Neither one sounded appealing. And everyone voted to go on. I restarted the engine and aimed south, figuring our computer applications told us winds would finish clocking back out of the north soon (by about 1600). Motor sailing against the wind is not really my favorite thing to do, but I’ve gotten pretty good at it. Except today.
We were making 2 knots most of the time. So I started “tacking off the wind” and trying to use the sail, doing shorter tacks so we didn’t head into shipping lanes or too close to shore. We watched a gorgeous sunset and the Southwest wind had a long fetch before us. After another hour, we were pounding into and out of waves, as they built first to 3, then 4 feet.
JoAnne began to get ill. I’d sent her down to rest (she’d taken medication that was making her sleepy, so she was laying down). Nick had gone down to sleep for a couple of hours so he could join me in the cockpit at 2100 or so that night.
I put the boat on autopilot, looked around and seeing nothing went below to double check on the engine. Oil smoke was burning off the engine and filling the cabin.
At that point I decided it was time to turn around. So about 2000 hours local time I awakened them and told them my decision. I suspect they were both disappointed, but neither let on. I brought the boat back around and Nick joined me in the cockpit to help me watch for traffic.
We slogged against currents coming out, and falling tides (again), into a bright, moon-lit night, looking for markers. At the last moment I decided against attempting the Western Bar in the dark and headed for the secondary shipping channel, giving me plenty of water, but adding 3-4 miles on our trip in against the currents.
I contacted Jay and he and Kevin would meet us at the transient dock (after they determined there was a slot open). We arrived about 2340 and tied off on the T-dock for the night, hoping to move in the morning. Nick decided to go home, called his parents who picked him us, I connected electricity and we still had SW winds. They never switched to come from the North.
The temperature was beginning to drop, but wasn’t uncomfortable yet. About 0145 Sunday morning something awakened me. It was the wind. It had finally clocked around out of the north and was blowing hard.
It was the wind I was hoping would be there about 1400 the day before to propel us south. I’d have taken us in at Little River or on to Charleston, SC. Alas, that didn’t happen.
The next day early on, one of the other boats was coming back in under tow, the marina was a bit mad at me for taking up the only slot, but I couldn’t get in at low tide (and I was NOT going to get up at 0500 to try to bring the boat in after what I’d just been through, exhausted, bringing the boat back in the ICW in the dark).
Fortunately, we came up with a solution and put him on the inside against the bulkhead. Apparently, they didn’t want to try getting him into his slip. Though, a week before, SeaTow put me in MY slip….

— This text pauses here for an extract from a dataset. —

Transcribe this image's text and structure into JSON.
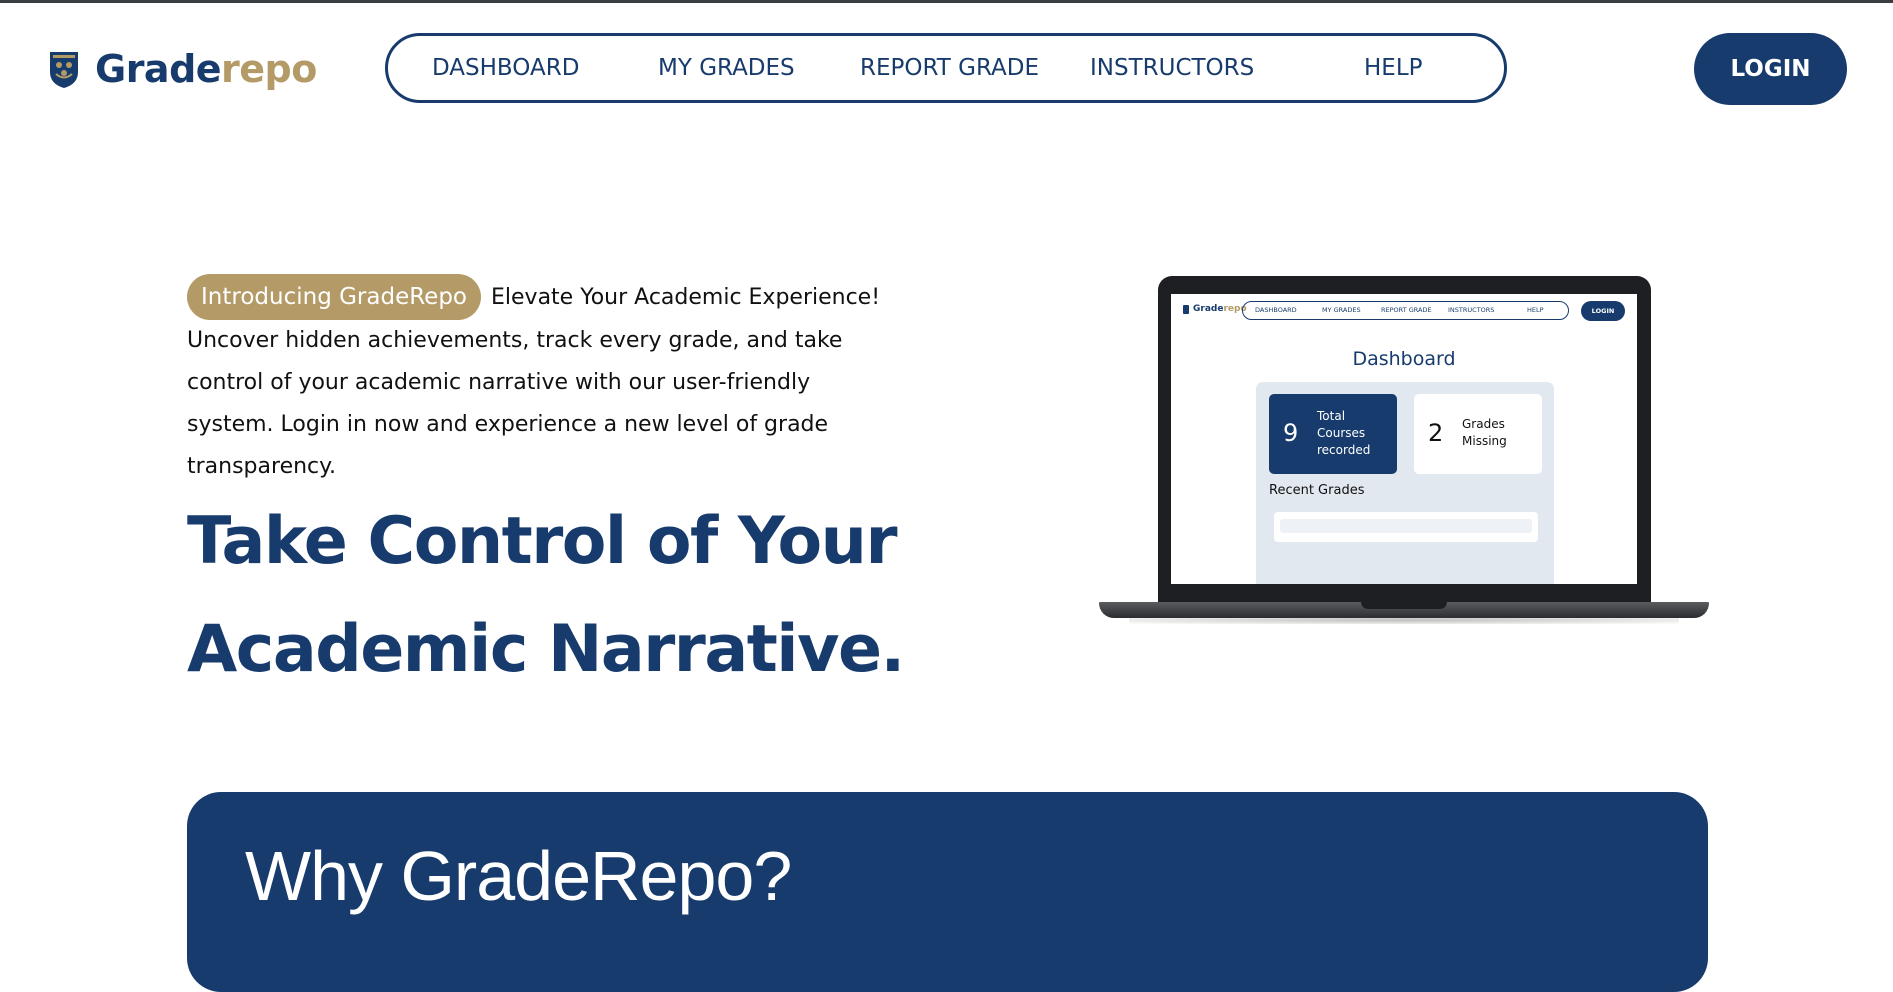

So… there are some lessons here. But, I’m not going into them all right now. Suffice it to say, I’ll make my own decisions from now on about moving the boat, no one tells me. We go when *I* know it is ready. Not before, not after. I’ll wait for a good weather window, not an “OK” weather window. I won’t start off again without having the right tides in the right places… and so many other seamanship things I already KNOW I should do, and discounted some of them.
Today, it’s 18 degrees here. We’d have been near Charleston, SC, with no heat (very little, propane heater, wood stove are insufficient at sea). We have electric heating on the boat right now, but requires AC power. Only have that running generator or shore power.
After all was said and done, I made the correct decision to come back in because had I not, three of us would have been exhausted, tired and freezing, and perhaps a danger to ourselves and others.
Apparently, some delays are simply meant to be.